Segment Start: Listed records

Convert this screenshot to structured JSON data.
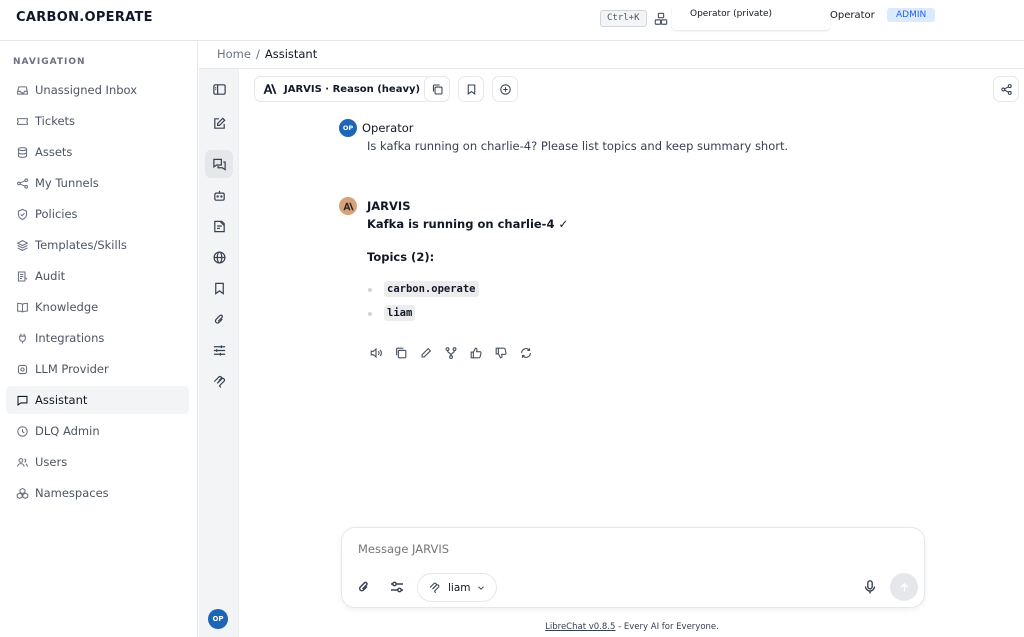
{
  "app": {
    "brand": "CARBON.OPERATE"
  },
  "topbar": {
    "shortcut": "Ctrl+K",
    "tenant_select": "Operator (private)",
    "user": "Operator",
    "role_badge": "ADMIN",
    "accent_color": "#2563eb"
  },
  "sidebar": {
    "heading": "NAVIGATION",
    "items": [
      {
        "label": "Unassigned Inbox",
        "icon": "inbox-icon"
      },
      {
        "label": "Tickets",
        "icon": "ticket-icon"
      },
      {
        "label": "Assets",
        "icon": "database-icon"
      },
      {
        "label": "My Tunnels",
        "icon": "network-icon"
      },
      {
        "label": "Policies",
        "icon": "shield-icon"
      },
      {
        "label": "Templates/Skills",
        "icon": "layers-icon"
      },
      {
        "label": "Audit",
        "icon": "audit-icon"
      },
      {
        "label": "Knowledge",
        "icon": "book-icon"
      },
      {
        "label": "Integrations",
        "icon": "plug-icon"
      },
      {
        "label": "LLM Provider",
        "icon": "cog-icon"
      },
      {
        "label": "Assistant",
        "icon": "chat-icon",
        "active": true
      },
      {
        "label": "DLQ Admin",
        "icon": "clock-icon"
      },
      {
        "label": "Users",
        "icon": "users-icon"
      },
      {
        "label": "Namespaces",
        "icon": "boxes-icon"
      }
    ]
  },
  "breadcrumb": {
    "home": "Home",
    "separator": "/",
    "current": "Assistant"
  },
  "rail": {
    "avatar_initials": "OP"
  },
  "chat": {
    "model_label": "JARVIS · Reason (heavy)",
    "messages": {
      "user": {
        "avatar": "OP",
        "author": "Operator",
        "text": "Is kafka running on charlie-4? Please list topics and keep summary short."
      },
      "assistant": {
        "author": "JARVIS",
        "headline": "Kafka is running on charlie-4 ✓",
        "topics_heading": "Topics (2):",
        "topics": [
          "carbon.operate",
          "liam"
        ]
      }
    }
  },
  "composer": {
    "placeholder": "Message JARVIS",
    "mcp_server": "liam"
  },
  "footer": {
    "link": "LibreChat v0.8.5",
    "tagline": " - Every AI for Everyone."
  }
}
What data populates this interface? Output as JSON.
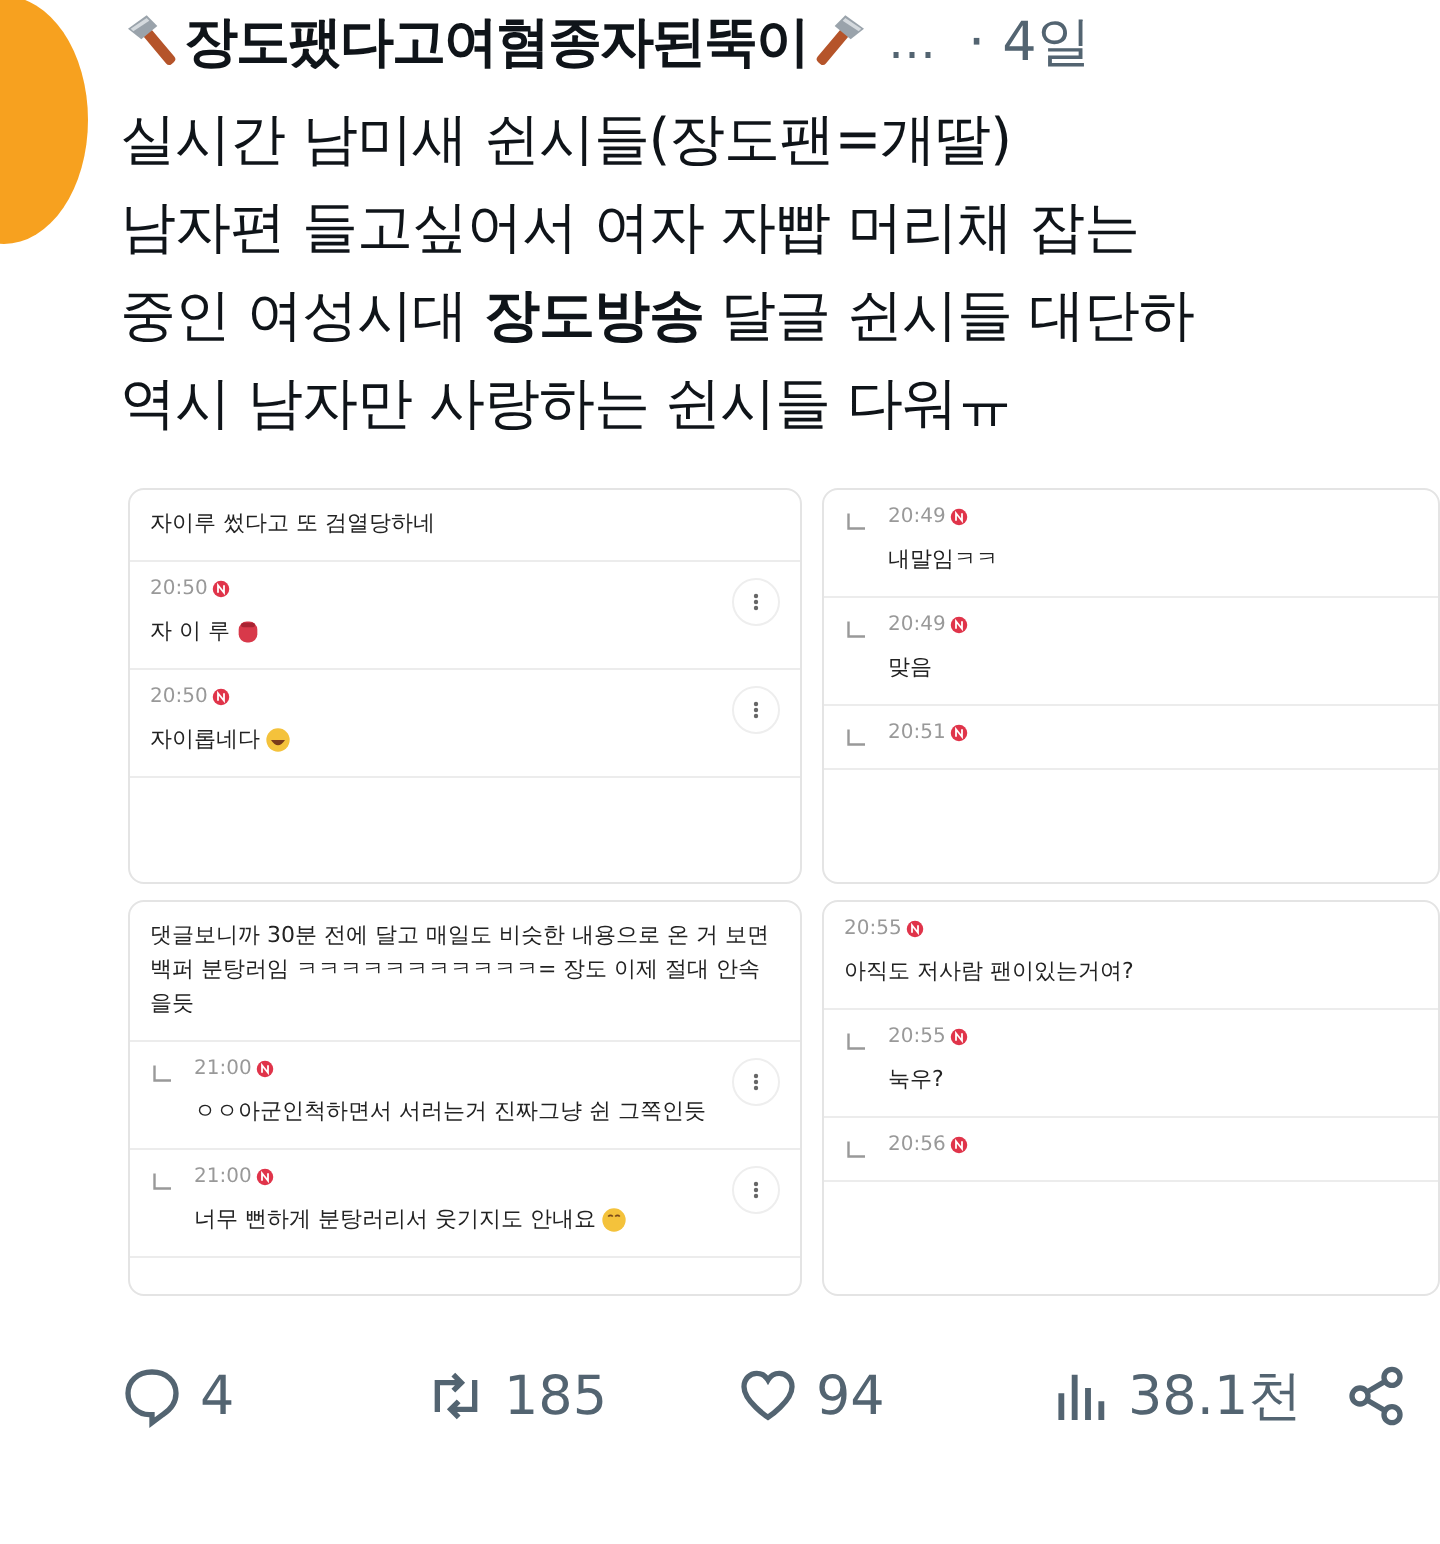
{
  "post": {
    "author": "장도팼다고여혐종자된뚝이",
    "overflow": "…",
    "time": "· 4일",
    "text": "실시간 남미새 쉰시들(장도팬=개딸)\n남자편 들고싶어서 여자 자빱 머리채 잡는\n중인 여성시대 **장도방송** 달글 쉰시들 대단하\n역시 남자만 사랑하는 쉰시들 다워ㅠ"
  },
  "panels": [
    {
      "items": [
        {
          "kind": "continuation",
          "text": "자이루 썼다고 또 검열당하네"
        },
        {
          "kind": "comment",
          "time": "20:50",
          "text": "자 이 루",
          "emoji": [
            {
              "kind": "tongue"
            }
          ],
          "menu": true
        },
        {
          "kind": "comment",
          "time": "20:50",
          "text": "자이롭네다",
          "emoji": [
            {
              "kind": "grin"
            }
          ],
          "menu": true
        }
      ]
    },
    {
      "items": [
        {
          "kind": "reply",
          "time": "20:49",
          "text": "내말임ㅋㅋ"
        },
        {
          "kind": "reply",
          "time": "20:49",
          "text": "맞음"
        },
        {
          "kind": "reply",
          "time": "20:51"
        }
      ]
    },
    {
      "items": [
        {
          "kind": "continuation",
          "text": "댓글보니까 30분 전에 달고 매일도 비슷한 내용으로 온 거 보면 백퍼 분탕러임 ㅋㅋㅋㅋㅋㅋㅋㅋㅋㅋㅋ= 장도 이제 절대 안속을듯"
        },
        {
          "kind": "reply",
          "time": "21:00",
          "text": "ㅇㅇ아군인척하면서 서러는거 진짜그냥 쉰 그쪽인듯",
          "menu": true
        },
        {
          "kind": "reply",
          "time": "21:00",
          "text": "너무 뻔하게 분탕러리서 웃기지도 안내요",
          "emoji": [
            {
              "kind": "smile"
            }
          ],
          "menu": true
        }
      ]
    },
    {
      "items": [
        {
          "kind": "comment",
          "time": "20:55",
          "text": "아직도 저사람 팬이있는거여?"
        },
        {
          "kind": "reply",
          "time": "20:55",
          "text": "눅우?"
        },
        {
          "kind": "reply",
          "time": "20:56"
        }
      ]
    }
  ],
  "actions": [
    {
      "kind": "reply",
      "count": "4"
    },
    {
      "kind": "repost",
      "count": "185"
    },
    {
      "kind": "like",
      "count": "94"
    },
    {
      "kind": "views",
      "count": "38.1천"
    },
    {
      "kind": "share"
    }
  ]
}
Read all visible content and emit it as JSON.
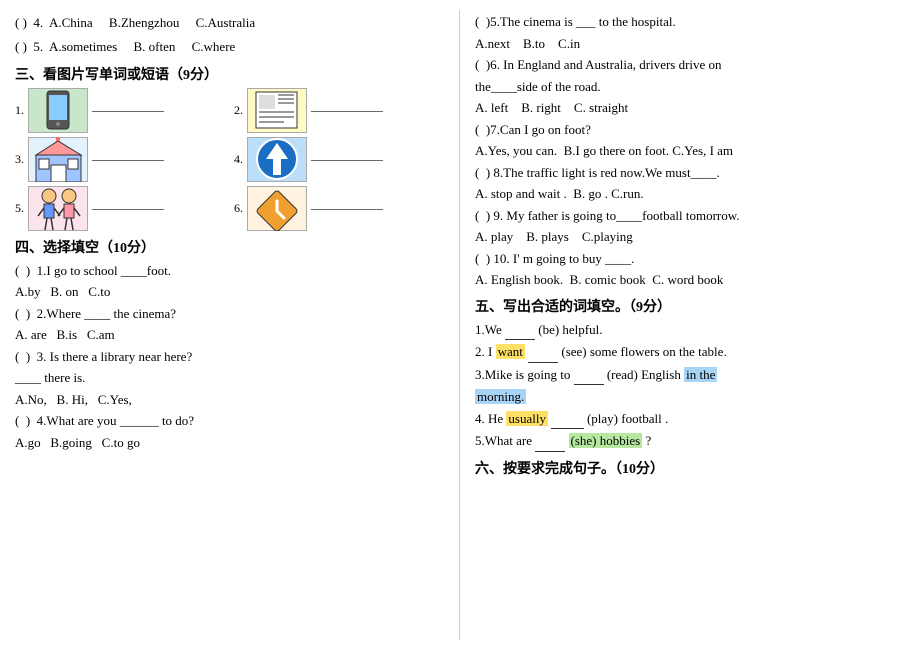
{
  "left": {
    "q4": {
      "paren": "( )",
      "num": "4.",
      "a": "A.China",
      "b": "B.Zhengzhou",
      "c": "C.Australia"
    },
    "q5": {
      "paren": "( )",
      "num": "5.",
      "a": "A.sometimes",
      "b": "B. often",
      "c": "C.where"
    },
    "section3": {
      "title": "三、看图片写单词或短语（9分）"
    },
    "images": [
      {
        "num": "1.",
        "label": "手机"
      },
      {
        "num": "2.",
        "label": "报纸"
      },
      {
        "num": "3.",
        "label": "学校"
      },
      {
        "num": "4.",
        "label": "向上箭头"
      },
      {
        "num": "5.",
        "label": "小朋友"
      },
      {
        "num": "6.",
        "label": "转弯标志"
      }
    ],
    "section4": {
      "title": "四、选择填空（10分）"
    },
    "choices": [
      {
        "paren": "( )",
        "num": "1.",
        "text": "I go to school ____foot.",
        "options": "A.by  B. on   C.to"
      },
      {
        "paren": "( )",
        "num": "2.",
        "text": "Where ____ the cinema?",
        "options": "A. are   B.is   C.am"
      },
      {
        "paren": "( )",
        "num": "3.",
        "text": "Is there a library near here?",
        "sub": "____ there is.",
        "options": "A.No,   B. Hi,  C.Yes,"
      },
      {
        "paren": "( )",
        "num": "4.",
        "text": "What are you ______ to do?",
        "options": "A.go   B.going   C.to go"
      }
    ]
  },
  "right": {
    "mc_questions": [
      {
        "paren": "( )",
        "num": "5.",
        "text": "The cinema is ___ to the hospital.",
        "options": "A.next    B.to    C.in"
      },
      {
        "paren": "( )",
        "num": "6.",
        "text": "In England and Australia, drivers drive on the____side of the road.",
        "options": "A. left    B. right    C. straight"
      },
      {
        "paren": "( )",
        "num": "7.",
        "text": "Can I go on foot?",
        "options": "A.Yes, you can.  B.I go there on foot. C.Yes, I am"
      },
      {
        "paren": "( )",
        "num": "8.",
        "text": "The traffic light is red now.We must____.",
        "options": "A. stop and wait .  B. go . C.run."
      },
      {
        "paren": "( )",
        "num": "9.",
        "text": "My father is going to____football tomorrow.",
        "options": "A. play    B. plays    C.playing"
      },
      {
        "paren": "( )",
        "num": "10.",
        "text": "I' m going to buy ____.",
        "options": "A. English book.  B. comic book  C. word book"
      }
    ],
    "section5": {
      "title": "五、写出合适的词填空。（9分）"
    },
    "fill_items": [
      {
        "num": "1.",
        "prefix": "We",
        "blank": "______",
        "suffix": "(be) helpful."
      },
      {
        "num": "2.",
        "prefix": "I",
        "want_hl": "want",
        "blank": "__________",
        "suffix": "(see) some flowers on the table."
      },
      {
        "num": "3.",
        "prefix": "Mike is going to",
        "blank": "______",
        "suffix": "(read) English",
        "hl1": "in the",
        "hl2": "morning."
      },
      {
        "num": "4.",
        "prefix": "He",
        "usually_hl": "usually",
        "blank": "____________",
        "suffix": "(play) football ."
      },
      {
        "num": "5.",
        "prefix": "What are",
        "blank": "______",
        "she_hl": "(she) hobbies",
        "suffix": "?"
      }
    ],
    "section6": {
      "title": "六、按要求完成句子。（10分）"
    }
  }
}
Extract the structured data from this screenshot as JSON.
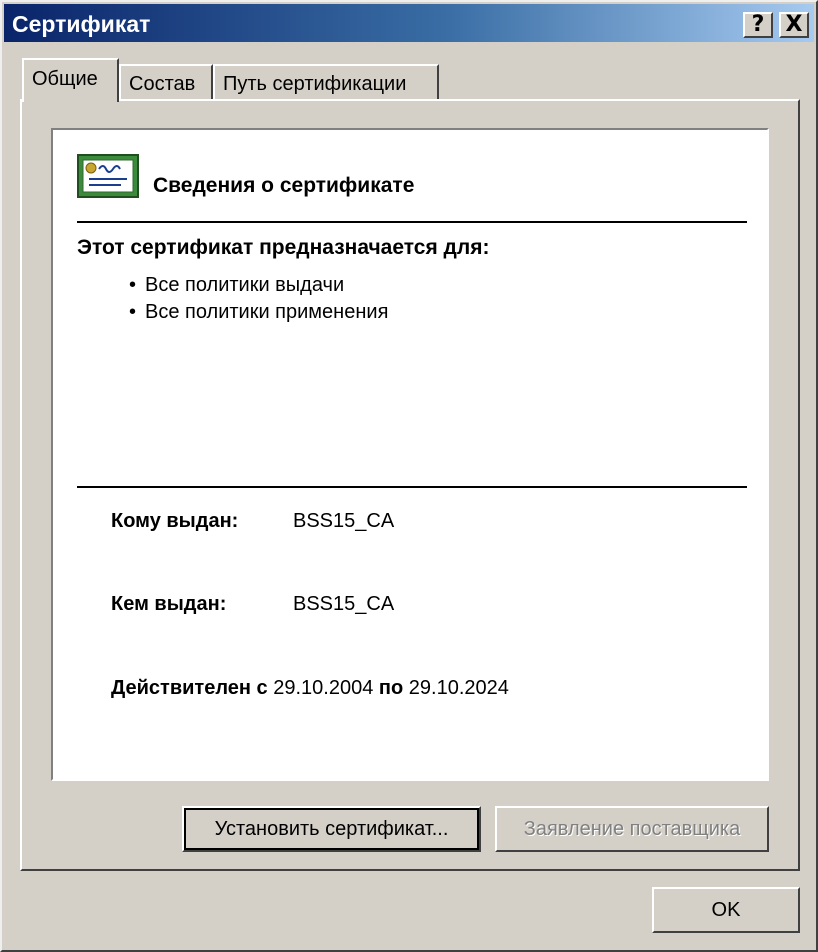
{
  "window": {
    "title": "Сертификат",
    "help_button": "?",
    "close_button": "X"
  },
  "tabs": [
    {
      "label": "Общие",
      "active": true
    },
    {
      "label": "Состав",
      "active": false
    },
    {
      "label": "Путь сертификации",
      "active": false
    }
  ],
  "info": {
    "icon": "certificate-icon",
    "title": "Сведения о сертификате",
    "purpose_heading": "Этот сертификат предназначается для:",
    "purposes": [
      "Все политики выдачи",
      "Все политики применения"
    ],
    "issued_to_label": "Кому выдан:",
    "issued_to": "BSS15_CA",
    "issued_by_label": "Кем выдан:",
    "issued_by": "BSS15_CA",
    "valid_from_label": "Действителен с",
    "valid_from": "29.10.2004",
    "valid_to_label": "по",
    "valid_to": "29.10.2024"
  },
  "buttons": {
    "install": "Установить сертификат...",
    "issuer_statement": "Заявление поставщика",
    "ok": "OK"
  },
  "colors": {
    "dialog_face": "#d4d0c8",
    "titlebar_start": "#0a246a",
    "titlebar_end": "#a6caf0",
    "disabled_text": "#808080"
  }
}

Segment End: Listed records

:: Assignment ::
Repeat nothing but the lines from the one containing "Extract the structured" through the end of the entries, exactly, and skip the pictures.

:: Output of the task ::
Extract the structured data from this screenshot as JSON.
{
  "window": {
    "title": "Сертификат",
    "help_button": "?",
    "close_button": "X"
  },
  "tabs": [
    {
      "label": "Общие",
      "active": true
    },
    {
      "label": "Состав",
      "active": false
    },
    {
      "label": "Путь сертификации",
      "active": false
    }
  ],
  "info": {
    "icon": "certificate-icon",
    "title": "Сведения о сертификате",
    "purpose_heading": "Этот сертификат предназначается для:",
    "purposes": [
      "Все политики выдачи",
      "Все политики применения"
    ],
    "issued_to_label": "Кому выдан:",
    "issued_to": "BSS15_CA",
    "issued_by_label": "Кем выдан:",
    "issued_by": "BSS15_CA",
    "valid_from_label": "Действителен с",
    "valid_from": "29.10.2004",
    "valid_to_label": "по",
    "valid_to": "29.10.2024"
  },
  "buttons": {
    "install": "Установить сертификат...",
    "issuer_statement": "Заявление поставщика",
    "ok": "OK"
  },
  "colors": {
    "dialog_face": "#d4d0c8",
    "titlebar_start": "#0a246a",
    "titlebar_end": "#a6caf0",
    "disabled_text": "#808080"
  }
}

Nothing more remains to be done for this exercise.